Several Indigenous groups have expressed interest in buying a stake in the pipeline but the government hasn’t said when it plans to sell it.

As long as Trans Mountain is operated as a commercial enterprise, the industry will be supportive of its sale, said Chris Bloomer, CEO of the Canadian Energy Pipeline Association, after listening to the speech.

“Anything that facilitates participation meaningfully with First Nations in these projects is a welcome thing. Having a deliberate approach to it, I think, is good,” he said.

In his speech, Morneau said he sympathizes with Albertans who have lost jobs because of an economy hit by a capital investment slide and discount prices for oil and gas as export capacity fails to keep up with gains in production.

The novel coronavirus is also having a negative impact on Canada’s economy, he said, pointing out oil prices are down by about 15 per cent because of the spread of the illness, a result that hits the West harder than the rest of the country.

A Federal Court of Appeal ruling last week that set aside a challenge of the Trans Mountain expansion project by four B.C. First Nations is important for the western Canadian economy, he said.

The court found that the government had met its duty to consult, thus clearing one of the last major hurdles for construction to continue on the conduit from the Alberta oilsands and refining hub in Edmonton to the B.C. coast.

READ MORE: ‘People are starting to wake up’: Pipeline protesters expect long-term change

The federal government will earn a return on its investment when it sells Trans Mountain, Morneau added, despite the release last week of a new construction cost estimate for its expansion of $12.6 billion, an increase of 70 per cent over the previous forecast of $7.4 billion.

“We believe this new estimate is realistic and we remain confident that when it’s the appropriate time to sell, we will see a profit on this investment,” Morneau said.

The government expects to earn $500 million a year in taxes from Trans Mountain after the expansion begins operating, he added.

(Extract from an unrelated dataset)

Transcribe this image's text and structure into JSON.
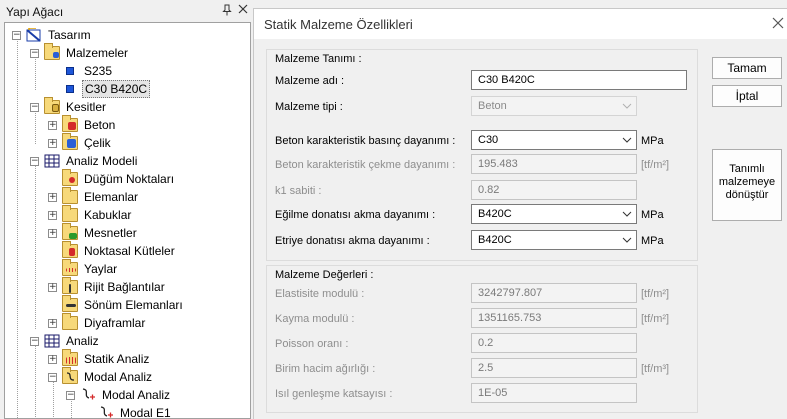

READ MORE: Trans Mountain pipeline expansion cost jumps 70% to $12.6 billion

Dan Healing, The Canadian Press


Like us on Facebook and follow us on Twitter.

Trans Mountain pipeline

Get local stories you won't find anywhere else right to your inbox.
Sign up here

Just Posted

Six months into the pandemic, at least some things are getting back to normal for rural producers

‘Things are kind of getting more normal it seems… (we’re) just having to learn how to deal with everything how it is.’

Central zone down to 16 active COVID-19 cases

Alberta Health Services’ central zone is down to 16

Former Bashaw mayor, postmaster, merchant remembered

A tribute to George McKenzie (Mac) Raemer written by his daughter, Zoe Raemer

Central zone down to 19 active COVID-19 cases on Thursday

Provincially, 158 new COVID-19 cases were identified

Central zone has 20 active cases of COVID-19

Province identified 143 new cases across Alberta on Wednesday

Alberta’s top health official says province is not in a second wave of COVID-19

Dr. Deena Hinshaw said Thursday that Alberta had identified 158 new cases in the province

No winning ticket for Friday night’s $50 million Lotto Max jackpot

Jackpot for the next draw will grow to approximately $55 million

Wilkinson aims to be B.C. premier after cabinet role, working as doctor and lawyer

The B.C. election is Wilkinson’s first as the Liberal party leader

First Nations police services look to throne speech pledge for higher, stable funding

‘I won’t be happy until I hear two words: royal assent’

8 charged, $260K in drugs and cash seized in massive Alberta drug bust

Eight people are facing 33 charges in what police have dubbed Project Incumbent

Millet Agriplex to become a hub for indoor soccer

Wetaskiwin Soccer Club will be operating out of the Millet Agriplex this season.

‘We’re losing what makes the Parkland so distinctive,” conservation specialist says

The Lacombe district will lose two sites with provincial park status: JJ Collett and the Narrows

Sylvan Lake woman says Town’s response time to concerns isn’t enough

Glenda Jackman says it took almost a month for the Town to act on her complaint about a playground

Ermineskin Kindergarten has a confirmed case of COVID-19

The school has shut down and Cohort 2 is in self-isolation

Most Read